* _ASSIGNED TASK_
Although the records include pictures, print only the rest, exactly as written.

(Element data from apps and pages)

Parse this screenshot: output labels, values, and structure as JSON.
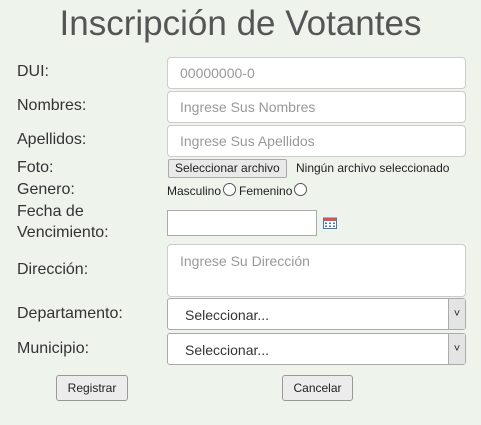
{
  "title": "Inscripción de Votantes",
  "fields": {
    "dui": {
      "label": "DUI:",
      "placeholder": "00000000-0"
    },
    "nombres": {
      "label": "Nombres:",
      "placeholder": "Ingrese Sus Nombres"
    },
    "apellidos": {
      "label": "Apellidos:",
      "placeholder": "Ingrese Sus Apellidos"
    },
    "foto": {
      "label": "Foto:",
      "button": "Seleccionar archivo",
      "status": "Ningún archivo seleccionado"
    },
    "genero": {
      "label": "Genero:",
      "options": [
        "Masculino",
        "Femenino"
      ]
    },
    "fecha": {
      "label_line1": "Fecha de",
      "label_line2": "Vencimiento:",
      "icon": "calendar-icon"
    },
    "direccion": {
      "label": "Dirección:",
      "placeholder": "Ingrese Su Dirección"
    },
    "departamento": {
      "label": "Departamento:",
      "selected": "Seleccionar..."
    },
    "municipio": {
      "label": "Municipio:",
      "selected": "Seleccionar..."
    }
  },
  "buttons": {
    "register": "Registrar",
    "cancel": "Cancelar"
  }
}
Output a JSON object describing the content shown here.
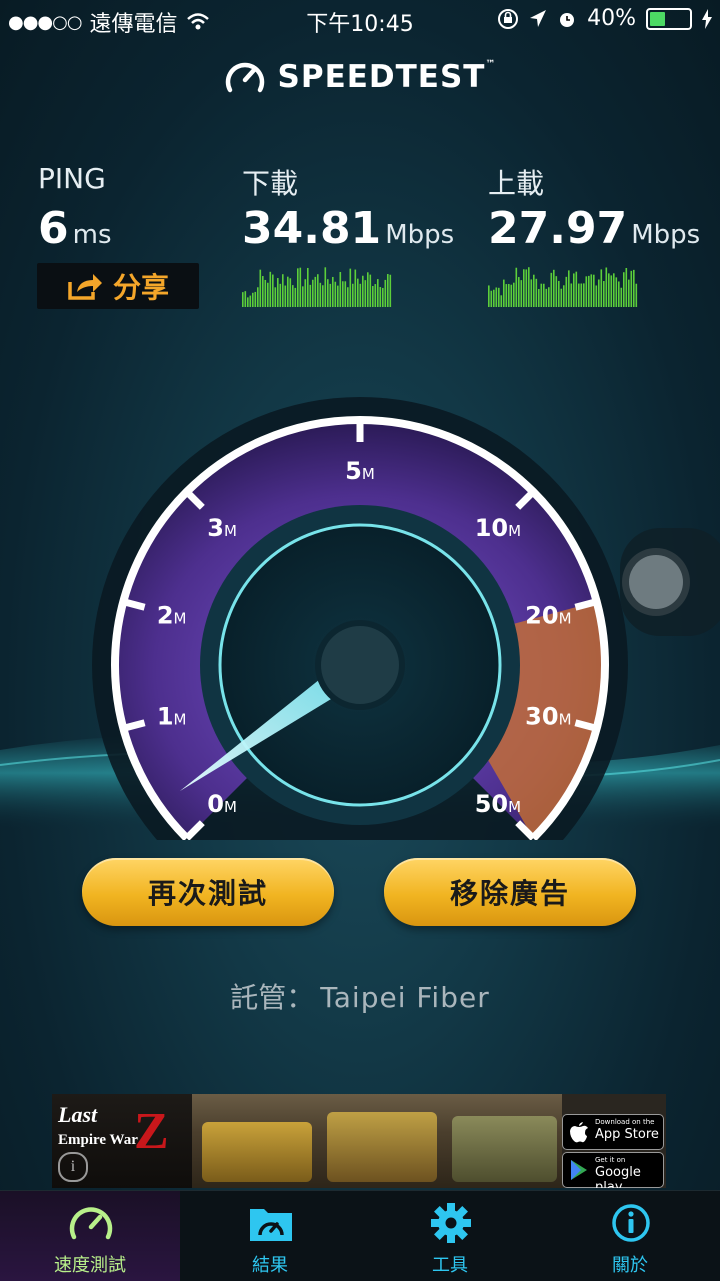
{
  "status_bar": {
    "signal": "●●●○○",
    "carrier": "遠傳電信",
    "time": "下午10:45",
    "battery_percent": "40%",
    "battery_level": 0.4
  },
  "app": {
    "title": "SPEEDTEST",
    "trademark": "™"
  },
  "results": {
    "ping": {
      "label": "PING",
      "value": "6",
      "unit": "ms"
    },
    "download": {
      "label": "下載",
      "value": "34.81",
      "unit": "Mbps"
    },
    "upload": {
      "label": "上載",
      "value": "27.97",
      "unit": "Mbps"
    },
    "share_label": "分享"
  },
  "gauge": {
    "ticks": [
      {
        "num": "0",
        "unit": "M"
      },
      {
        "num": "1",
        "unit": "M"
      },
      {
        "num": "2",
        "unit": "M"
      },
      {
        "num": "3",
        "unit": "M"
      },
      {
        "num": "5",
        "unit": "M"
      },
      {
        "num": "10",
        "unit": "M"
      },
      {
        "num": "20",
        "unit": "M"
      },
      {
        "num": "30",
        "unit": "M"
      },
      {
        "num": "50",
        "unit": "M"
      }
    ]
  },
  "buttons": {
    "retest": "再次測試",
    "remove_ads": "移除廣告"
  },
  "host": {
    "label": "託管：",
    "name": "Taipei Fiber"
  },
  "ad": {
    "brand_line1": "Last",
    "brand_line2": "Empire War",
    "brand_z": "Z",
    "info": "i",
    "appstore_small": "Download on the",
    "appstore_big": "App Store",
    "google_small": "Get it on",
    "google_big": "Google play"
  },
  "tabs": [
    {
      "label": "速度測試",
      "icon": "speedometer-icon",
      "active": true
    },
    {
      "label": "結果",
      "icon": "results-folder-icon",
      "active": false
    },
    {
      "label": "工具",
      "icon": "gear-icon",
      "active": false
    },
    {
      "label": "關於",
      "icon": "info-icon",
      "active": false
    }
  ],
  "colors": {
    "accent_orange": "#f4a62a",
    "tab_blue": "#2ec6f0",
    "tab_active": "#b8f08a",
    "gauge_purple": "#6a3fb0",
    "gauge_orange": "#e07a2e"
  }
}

* _RESPONSE TO THIS TASK_
Parse this screenshot: output labels, values, and structure as JSON.
{
  "title": "Inscripción de Votantes",
  "fields": {
    "dui": {
      "label": "DUI:",
      "placeholder": "00000000-0"
    },
    "nombres": {
      "label": "Nombres:",
      "placeholder": "Ingrese Sus Nombres"
    },
    "apellidos": {
      "label": "Apellidos:",
      "placeholder": "Ingrese Sus Apellidos"
    },
    "foto": {
      "label": "Foto:",
      "button": "Seleccionar archivo",
      "status": "Ningún archivo seleccionado"
    },
    "genero": {
      "label": "Genero:",
      "options": [
        "Masculino",
        "Femenino"
      ]
    },
    "fecha": {
      "label_line1": "Fecha de",
      "label_line2": "Vencimiento:",
      "icon": "calendar-icon"
    },
    "direccion": {
      "label": "Dirección:",
      "placeholder": "Ingrese Su Dirección"
    },
    "departamento": {
      "label": "Departamento:",
      "selected": "Seleccionar..."
    },
    "municipio": {
      "label": "Municipio:",
      "selected": "Seleccionar..."
    }
  },
  "buttons": {
    "register": "Registrar",
    "cancel": "Cancelar"
  }
}
Output a JSON object describing the content shown here.
{
  "status_bar": {
    "signal": "●●●○○",
    "carrier": "遠傳電信",
    "time": "下午10:45",
    "battery_percent": "40%",
    "battery_level": 0.4
  },
  "app": {
    "title": "SPEEDTEST",
    "trademark": "™"
  },
  "results": {
    "ping": {
      "label": "PING",
      "value": "6",
      "unit": "ms"
    },
    "download": {
      "label": "下載",
      "value": "34.81",
      "unit": "Mbps"
    },
    "upload": {
      "label": "上載",
      "value": "27.97",
      "unit": "Mbps"
    },
    "share_label": "分享"
  },
  "gauge": {
    "ticks": [
      {
        "num": "0",
        "unit": "M"
      },
      {
        "num": "1",
        "unit": "M"
      },
      {
        "num": "2",
        "unit": "M"
      },
      {
        "num": "3",
        "unit": "M"
      },
      {
        "num": "5",
        "unit": "M"
      },
      {
        "num": "10",
        "unit": "M"
      },
      {
        "num": "20",
        "unit": "M"
      },
      {
        "num": "30",
        "unit": "M"
      },
      {
        "num": "50",
        "unit": "M"
      }
    ]
  },
  "buttons": {
    "retest": "再次測試",
    "remove_ads": "移除廣告"
  },
  "host": {
    "label": "託管：",
    "name": "Taipei Fiber"
  },
  "ad": {
    "brand_line1": "Last",
    "brand_line2": "Empire War",
    "brand_z": "Z",
    "info": "i",
    "appstore_small": "Download on the",
    "appstore_big": "App Store",
    "google_small": "Get it on",
    "google_big": "Google play"
  },
  "tabs": [
    {
      "label": "速度測試",
      "icon": "speedometer-icon",
      "active": true
    },
    {
      "label": "結果",
      "icon": "results-folder-icon",
      "active": false
    },
    {
      "label": "工具",
      "icon": "gear-icon",
      "active": false
    },
    {
      "label": "關於",
      "icon": "info-icon",
      "active": false
    }
  ],
  "colors": {
    "accent_orange": "#f4a62a",
    "tab_blue": "#2ec6f0",
    "tab_active": "#b8f08a",
    "gauge_purple": "#6a3fb0",
    "gauge_orange": "#e07a2e"
  }
}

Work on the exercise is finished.